Excerpts from a dataset
———
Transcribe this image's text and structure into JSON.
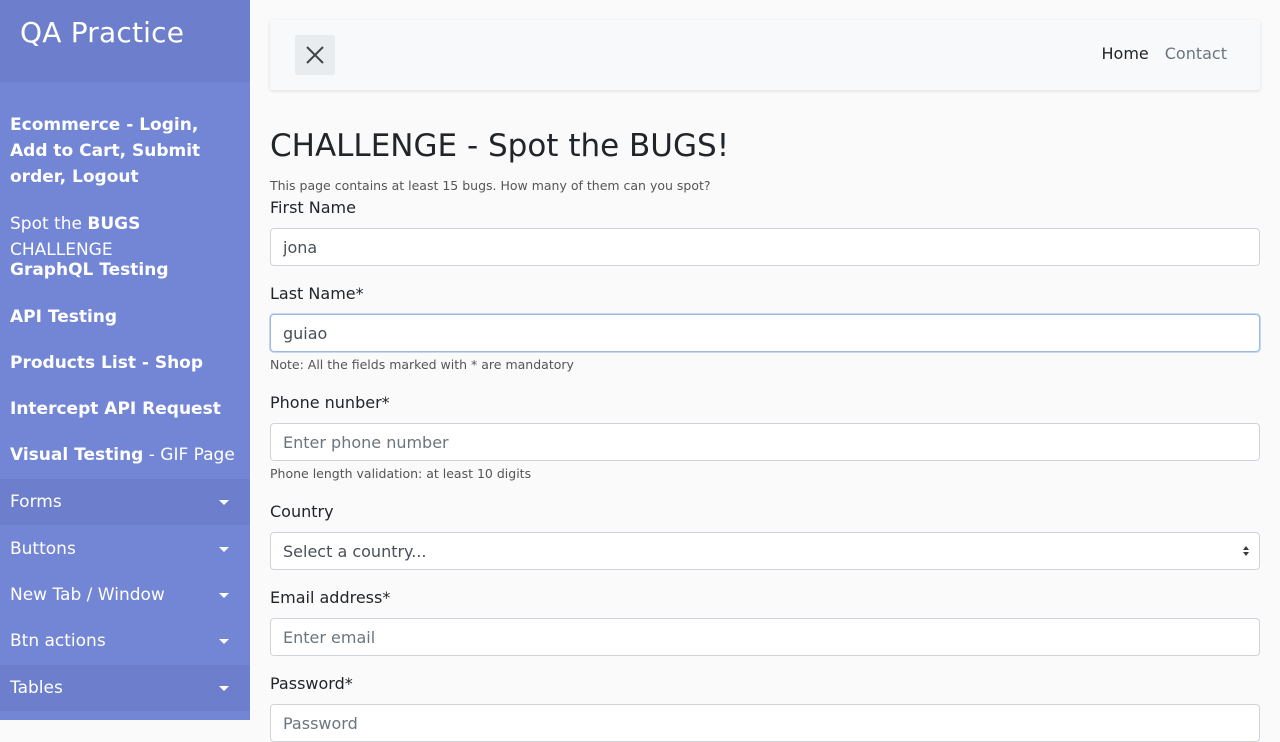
{
  "sidebar": {
    "brand": "QA Practice",
    "links": [
      {
        "bold": "Ecommerce - Login, Add to Cart, Submit order, Logout",
        "rest": ""
      },
      {
        "pre": "Spot the ",
        "bold": "BUGS",
        "rest": " CHALLENGE"
      },
      {
        "bold": "GraphQL Testing",
        "rest": ""
      },
      {
        "bold": "API Testing",
        "rest": ""
      },
      {
        "bold": "Products List - Shop",
        "rest": ""
      },
      {
        "bold": "Intercept API Request",
        "rest": ""
      },
      {
        "bold": "Visual Testing",
        "rest": " - GIF Page"
      }
    ],
    "dropdowns": [
      "Forms",
      "Buttons",
      "New Tab / Window",
      "Btn actions",
      "Tables"
    ]
  },
  "topbar": {
    "home": "Home",
    "contact": "Contact",
    "toggle_icon": "close-icon"
  },
  "main": {
    "title": "CHALLENGE - Spot the BUGS!",
    "intro": "This page contains at least 15 bugs. How many of them can you spot?",
    "first_name": {
      "label": "First Name",
      "value": "jona"
    },
    "last_name": {
      "label": "Last Name*",
      "value": "guiao"
    },
    "mandatory_note": "Note: All the fields marked with * are mandatory",
    "phone": {
      "label": "Phone nunber*",
      "placeholder": "Enter phone number"
    },
    "phone_note": "Phone length validation: at least 10 digits",
    "country": {
      "label": "Country",
      "selected": "Select a country..."
    },
    "email": {
      "label": "Email address*",
      "placeholder": "Enter email"
    },
    "password": {
      "label": "Password*",
      "placeholder": "Password"
    }
  },
  "colors": {
    "sidebar_bg": "#7386d5",
    "sidebar_active": "#6d7fcc",
    "page_bg": "#fafafa"
  }
}
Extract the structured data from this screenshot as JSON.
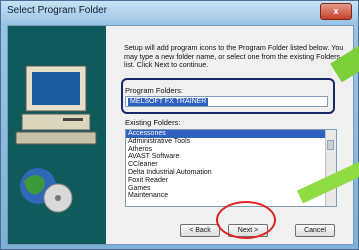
{
  "window": {
    "title": "Select Program Folder",
    "close": "x"
  },
  "description": "Setup will add program icons to the Program Folder listed below. You may type a new folder name, or select one from the existing Folders list. Click Next to continue.",
  "program_folders": {
    "label": "Program Folders:",
    "value": "MELSOFT FX TRAINER"
  },
  "existing_folders": {
    "label": "Existing Folders:",
    "items": [
      "Accessories",
      "Administrative Tools",
      "Atheros",
      "AVAST Software",
      "CCleaner",
      "Delta Industrial Automation",
      "Foxit Reader",
      "Games",
      "Maintenance"
    ]
  },
  "buttons": {
    "back": "< Back",
    "next": "Next >",
    "cancel": "Cancel"
  },
  "colors": {
    "selection": "#3060c0",
    "callout_circle": "#d22222",
    "arrow": "#7ed03a"
  }
}
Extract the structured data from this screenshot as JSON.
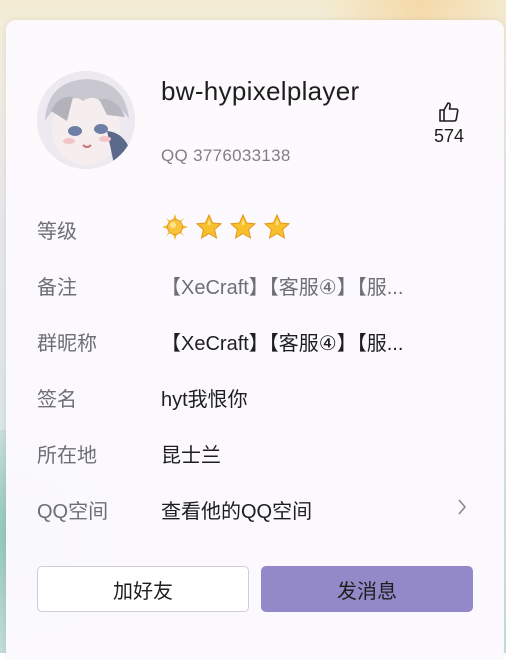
{
  "profile": {
    "username": "bw-hypixelplayer",
    "qq_number": "QQ 3776033138",
    "likes": "574"
  },
  "info": {
    "level_label": "等级",
    "level_icons": [
      "sun-icon",
      "star-icon",
      "star-icon",
      "star-icon"
    ],
    "remark_label": "备注",
    "remark_value": "【XeCraft】【客服④】【服...",
    "group_nick_label": "群昵称",
    "group_nick_value": "【XeCraft】【客服④】【服...",
    "signature_label": "签名",
    "signature_value": "hyt我恨你",
    "location_label": "所在地",
    "location_value": "昆士兰",
    "qzone_label": "QQ空间",
    "qzone_value": "查看他的QQ空间"
  },
  "actions": {
    "add_friend": "加好友",
    "send_message": "发消息"
  },
  "colors": {
    "primary_button": "#9489c8",
    "label_text": "#6e6e76",
    "value_text": "#1e1e1e"
  }
}
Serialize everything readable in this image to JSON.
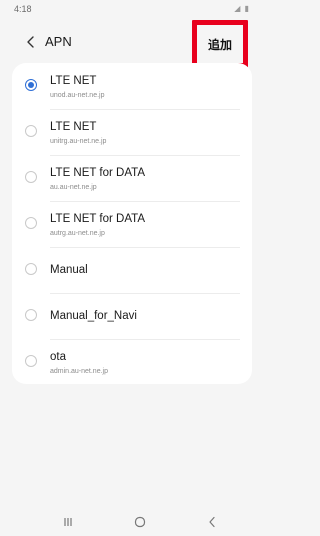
{
  "status_bar": {
    "time": "4:18",
    "icons": "◢ ▮"
  },
  "app_bar": {
    "title": "APN",
    "back_icon": "chevron-left",
    "add_label": "追加",
    "highlight_color": "#e8001d"
  },
  "apn_list": [
    {
      "name": "LTE NET",
      "apn": "unod.au-net.ne.jp",
      "selected": true
    },
    {
      "name": "LTE NET",
      "apn": "unitrg.au-net.ne.jp",
      "selected": false
    },
    {
      "name": "LTE NET for DATA",
      "apn": "au.au-net.ne.jp",
      "selected": false
    },
    {
      "name": "LTE NET for DATA",
      "apn": "autrg.au-net.ne.jp",
      "selected": false
    },
    {
      "name": "Manual",
      "apn": "",
      "selected": false
    },
    {
      "name": "Manual_for_Navi",
      "apn": "",
      "selected": false
    },
    {
      "name": "ota",
      "apn": "admin.au-net.ne.jp",
      "selected": false
    }
  ],
  "nav_bar": {
    "recents_icon": "recents-icon",
    "home_icon": "home-icon",
    "back_icon": "back-icon"
  },
  "colors": {
    "accent": "#2f6fd6",
    "background": "#f5f5f5",
    "card": "#ffffff"
  }
}
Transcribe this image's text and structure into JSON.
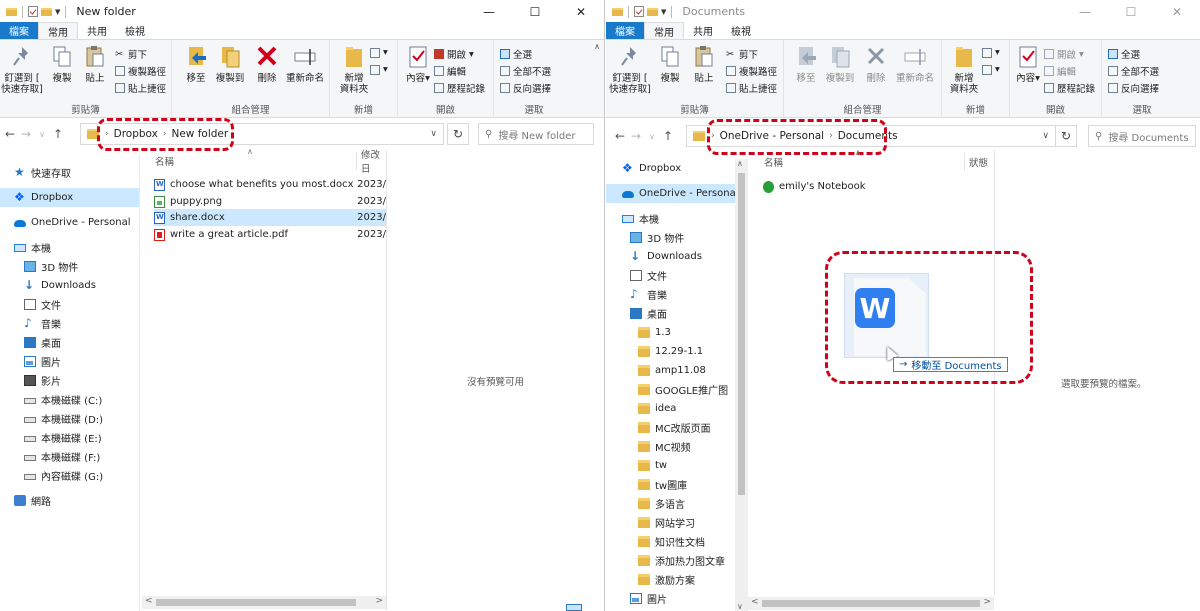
{
  "left": {
    "title": "New folder",
    "tabs": {
      "file": "檔案",
      "home": "常用",
      "share": "共用",
      "view": "檢視"
    },
    "ribbon": {
      "pin": "釘選到 [\n快速存取]",
      "copy": "複製",
      "paste": "貼上",
      "cut": "剪下",
      "copy_path": "複製路徑",
      "paste_shortcut": "貼上捷徑",
      "clipboard": "剪貼簿",
      "move_to": "移至",
      "copy_to": "複製到",
      "delete": "刪除",
      "rename": "重新命名",
      "organize": "組合管理",
      "new_folder": "新增\n資料夾",
      "new": "新增",
      "properties": "內容",
      "open": "開啟",
      "edit": "編輯",
      "history": "歷程記錄",
      "open_group": "開啟",
      "select_all": "全選",
      "select_none": "全部不選",
      "invert": "反向選擇",
      "select": "選取"
    },
    "address": {
      "root": "Dropbox",
      "folder": "New folder"
    },
    "search_placeholder": "搜尋 New folder",
    "nav": {
      "quick": "快速存取",
      "dropbox": "Dropbox",
      "onedrive": "OneDrive - Personal",
      "pc": "本機",
      "items": [
        "3D 物件",
        "Downloads",
        "文件",
        "音樂",
        "桌面",
        "圖片",
        "影片",
        "本機磁碟 (C:)",
        "本機磁碟 (D:)",
        "本機磁碟 (E:)",
        "本機磁碟 (F:)",
        "內容磁碟 (G:)"
      ],
      "network": "網路"
    },
    "headers": {
      "name": "名稱",
      "date": "修改日"
    },
    "files": [
      {
        "name": "choose what benefits you most.docx",
        "date": "2023/"
      },
      {
        "name": "puppy.png",
        "date": "2023/"
      },
      {
        "name": "share.docx",
        "date": "2023/"
      },
      {
        "name": "write a great article.pdf",
        "date": "2023/"
      }
    ],
    "preview_msg": "沒有預覽可用"
  },
  "right": {
    "title": "Documents",
    "tabs": {
      "file": "檔案",
      "home": "常用",
      "share": "共用",
      "view": "檢視"
    },
    "ribbon": {
      "pin": "釘選到 [\n快速存取]",
      "copy": "複製",
      "paste": "貼上",
      "cut": "剪下",
      "copy_path": "複製路徑",
      "paste_shortcut": "貼上捷徑",
      "clipboard": "剪貼簿",
      "move_to": "移至",
      "copy_to": "複製到",
      "delete": "刪除",
      "rename": "重新命名",
      "organize": "組合管理",
      "new_folder": "新增\n資料夾",
      "new": "新增",
      "properties": "內容",
      "open": "開啟",
      "edit": "編輯",
      "history": "歷程記錄",
      "open_group": "開啟",
      "select_all": "全選",
      "select_none": "全部不選",
      "invert": "反向選擇",
      "select": "選取"
    },
    "address": {
      "root": "OneDrive - Personal",
      "folder": "Documents"
    },
    "search_placeholder": "搜尋 Documents",
    "nav": {
      "dropbox": "Dropbox",
      "onedrive": "OneDrive - Personal",
      "pc": "本機",
      "items": [
        "3D 物件",
        "Downloads",
        "文件",
        "音樂",
        "桌面"
      ],
      "folders": [
        "1.3",
        "12.29-1.1",
        "amp11.08",
        "GOOGLE推广图",
        "idea",
        "MC改版页面",
        "MC视频",
        "tw",
        "tw圖庫",
        "多语言",
        "网站学习",
        "知识性文档",
        "添加热力图文章",
        "激励方案"
      ],
      "last": "圖片"
    },
    "headers": {
      "name": "名稱",
      "status": "狀態"
    },
    "files": [
      {
        "name": "emily's Notebook"
      }
    ],
    "preview_msg": "選取要預覽的檔案。",
    "drag_tip": "移動至 Documents",
    "drag_icon": "W"
  }
}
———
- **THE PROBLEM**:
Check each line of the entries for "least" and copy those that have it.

- **YOUR RESPONSE**:
    "intro": "This page contains at least 15 bugs. How many of them can you spot?",
    "phone_note": "Phone length validation: at least 10 digits",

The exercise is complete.